The deadline for registering online for the Cultural Connections Leadership Conference (CCLC) is Nov. 3. CCLC will take place on Nov. 4 & 5 in Hubbard Hall, with additional special sessions for graduate students on Sunday – included in the flat cost. Registration fees are $10 for students and $15 for faculty and staff. Fees will increase for onsite and day of registration.
There will be three keynote speakers including retired Colonel of the United States Air Force Kimberly D. Olson, award-winning musician from “The Slants,” public speaker and activist Simon Tam and internet personality of “The Impact Blog,” public speaker and author of four books Odell Bizzell.
Sophomore Nursing major from Frisco, TX Shiley Ferguson is one of six committee members who planned the event. For only being in her second year of courses, Ferguson is already heavily involved on campus. She became interested in being on the CCLC Planning Committee while being involved with the G-Force program and Terry Scholar program which used to be housed in the same building as the Office of Diversity, Inclusion and Outreach.
Ferguson said one of the choices for the keynote speakers was personal for her: “The reason why I wanted to invite him [Tam] was because when I was a junior in high school I actually went to this leadership conference and he was one of the keynote speakers [and because of] what he had said about reappropriation, which is taking a slang term that is degrading another race or ethnic group, instead of using that, they reappropriate it and change the meaning of it.”

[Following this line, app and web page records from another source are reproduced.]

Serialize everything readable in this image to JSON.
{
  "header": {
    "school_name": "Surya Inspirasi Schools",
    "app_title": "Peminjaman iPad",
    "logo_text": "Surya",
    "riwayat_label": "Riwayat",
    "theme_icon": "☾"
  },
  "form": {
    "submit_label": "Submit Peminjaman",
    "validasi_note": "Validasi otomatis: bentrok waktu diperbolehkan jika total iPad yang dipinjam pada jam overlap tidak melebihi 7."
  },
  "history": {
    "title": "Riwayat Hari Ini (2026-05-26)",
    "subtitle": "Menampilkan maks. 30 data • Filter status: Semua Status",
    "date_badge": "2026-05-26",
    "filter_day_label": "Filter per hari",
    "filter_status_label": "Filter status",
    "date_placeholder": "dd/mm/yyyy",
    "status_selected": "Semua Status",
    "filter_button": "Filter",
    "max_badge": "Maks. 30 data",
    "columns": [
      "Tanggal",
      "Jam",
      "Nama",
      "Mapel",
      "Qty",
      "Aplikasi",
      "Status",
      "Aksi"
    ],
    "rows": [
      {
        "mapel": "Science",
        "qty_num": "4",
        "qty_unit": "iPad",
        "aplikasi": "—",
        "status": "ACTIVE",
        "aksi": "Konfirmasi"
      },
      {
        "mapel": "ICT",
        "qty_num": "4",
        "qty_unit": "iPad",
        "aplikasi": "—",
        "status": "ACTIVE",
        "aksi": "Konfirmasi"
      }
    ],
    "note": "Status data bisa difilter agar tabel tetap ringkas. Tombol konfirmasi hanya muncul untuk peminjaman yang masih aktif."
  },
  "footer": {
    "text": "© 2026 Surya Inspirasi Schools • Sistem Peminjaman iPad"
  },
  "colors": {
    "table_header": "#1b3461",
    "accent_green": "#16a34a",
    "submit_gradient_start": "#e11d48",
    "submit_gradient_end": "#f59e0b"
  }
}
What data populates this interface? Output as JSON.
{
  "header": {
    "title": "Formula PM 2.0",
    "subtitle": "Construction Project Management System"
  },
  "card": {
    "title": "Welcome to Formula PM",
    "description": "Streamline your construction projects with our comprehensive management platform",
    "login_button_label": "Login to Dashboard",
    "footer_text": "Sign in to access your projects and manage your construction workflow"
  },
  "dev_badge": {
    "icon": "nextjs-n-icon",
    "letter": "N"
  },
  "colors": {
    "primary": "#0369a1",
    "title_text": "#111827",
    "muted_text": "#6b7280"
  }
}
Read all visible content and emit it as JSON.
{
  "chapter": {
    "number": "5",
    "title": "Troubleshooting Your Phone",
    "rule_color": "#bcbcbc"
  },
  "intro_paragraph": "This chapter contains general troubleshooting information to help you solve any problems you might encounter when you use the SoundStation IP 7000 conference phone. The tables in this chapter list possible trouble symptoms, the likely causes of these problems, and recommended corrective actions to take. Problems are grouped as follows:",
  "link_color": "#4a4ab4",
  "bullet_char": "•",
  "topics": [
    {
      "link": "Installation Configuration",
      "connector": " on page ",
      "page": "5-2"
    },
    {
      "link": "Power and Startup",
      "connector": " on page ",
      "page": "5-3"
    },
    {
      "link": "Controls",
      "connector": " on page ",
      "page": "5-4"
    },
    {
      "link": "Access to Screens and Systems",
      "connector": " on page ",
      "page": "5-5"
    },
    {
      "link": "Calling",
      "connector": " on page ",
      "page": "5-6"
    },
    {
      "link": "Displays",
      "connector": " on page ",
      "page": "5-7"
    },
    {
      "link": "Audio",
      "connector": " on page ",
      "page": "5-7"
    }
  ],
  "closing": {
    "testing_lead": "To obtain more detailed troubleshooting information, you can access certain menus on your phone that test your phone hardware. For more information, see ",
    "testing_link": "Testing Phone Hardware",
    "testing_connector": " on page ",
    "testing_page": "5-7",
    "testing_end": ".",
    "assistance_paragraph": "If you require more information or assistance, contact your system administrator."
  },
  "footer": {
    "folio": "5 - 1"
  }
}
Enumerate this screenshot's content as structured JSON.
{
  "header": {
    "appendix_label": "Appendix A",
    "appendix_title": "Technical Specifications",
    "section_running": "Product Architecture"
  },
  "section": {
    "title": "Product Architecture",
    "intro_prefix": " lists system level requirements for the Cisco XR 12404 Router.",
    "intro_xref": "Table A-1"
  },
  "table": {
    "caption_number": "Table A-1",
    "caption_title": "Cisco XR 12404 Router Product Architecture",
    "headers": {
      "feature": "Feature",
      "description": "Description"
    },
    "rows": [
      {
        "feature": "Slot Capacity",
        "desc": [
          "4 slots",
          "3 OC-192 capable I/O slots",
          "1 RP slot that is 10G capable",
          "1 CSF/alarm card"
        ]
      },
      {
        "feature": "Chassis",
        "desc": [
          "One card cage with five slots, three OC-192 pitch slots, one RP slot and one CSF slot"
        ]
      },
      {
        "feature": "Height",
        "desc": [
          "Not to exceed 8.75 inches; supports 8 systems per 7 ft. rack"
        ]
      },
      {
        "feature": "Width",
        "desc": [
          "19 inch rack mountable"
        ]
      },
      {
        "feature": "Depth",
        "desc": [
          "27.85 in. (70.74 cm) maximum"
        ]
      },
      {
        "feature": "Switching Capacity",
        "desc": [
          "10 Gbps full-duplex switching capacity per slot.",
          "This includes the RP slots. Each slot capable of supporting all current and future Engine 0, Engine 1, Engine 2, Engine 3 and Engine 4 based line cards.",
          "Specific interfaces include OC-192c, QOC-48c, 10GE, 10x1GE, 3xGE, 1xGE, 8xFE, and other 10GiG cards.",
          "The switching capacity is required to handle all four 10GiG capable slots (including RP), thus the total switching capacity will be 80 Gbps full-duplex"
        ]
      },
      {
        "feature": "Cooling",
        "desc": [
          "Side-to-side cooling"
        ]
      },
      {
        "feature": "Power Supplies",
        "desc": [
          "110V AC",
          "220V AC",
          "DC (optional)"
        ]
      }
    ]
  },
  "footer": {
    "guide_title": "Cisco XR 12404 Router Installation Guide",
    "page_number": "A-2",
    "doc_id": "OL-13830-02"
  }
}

Leadership and diversity are the two main themes this year and are undeniably interconnected. The reason why it is important to learn about how to apply related skills in areas of professionalism, Ferguson said: “When you are a leader and you’re in those roles you come into counter with so many different, who, basically every person has a different background because it’s not just race and ethnicity…regardless if you came from the same place. It’s just beneficial to be aware…and to be open-minded.”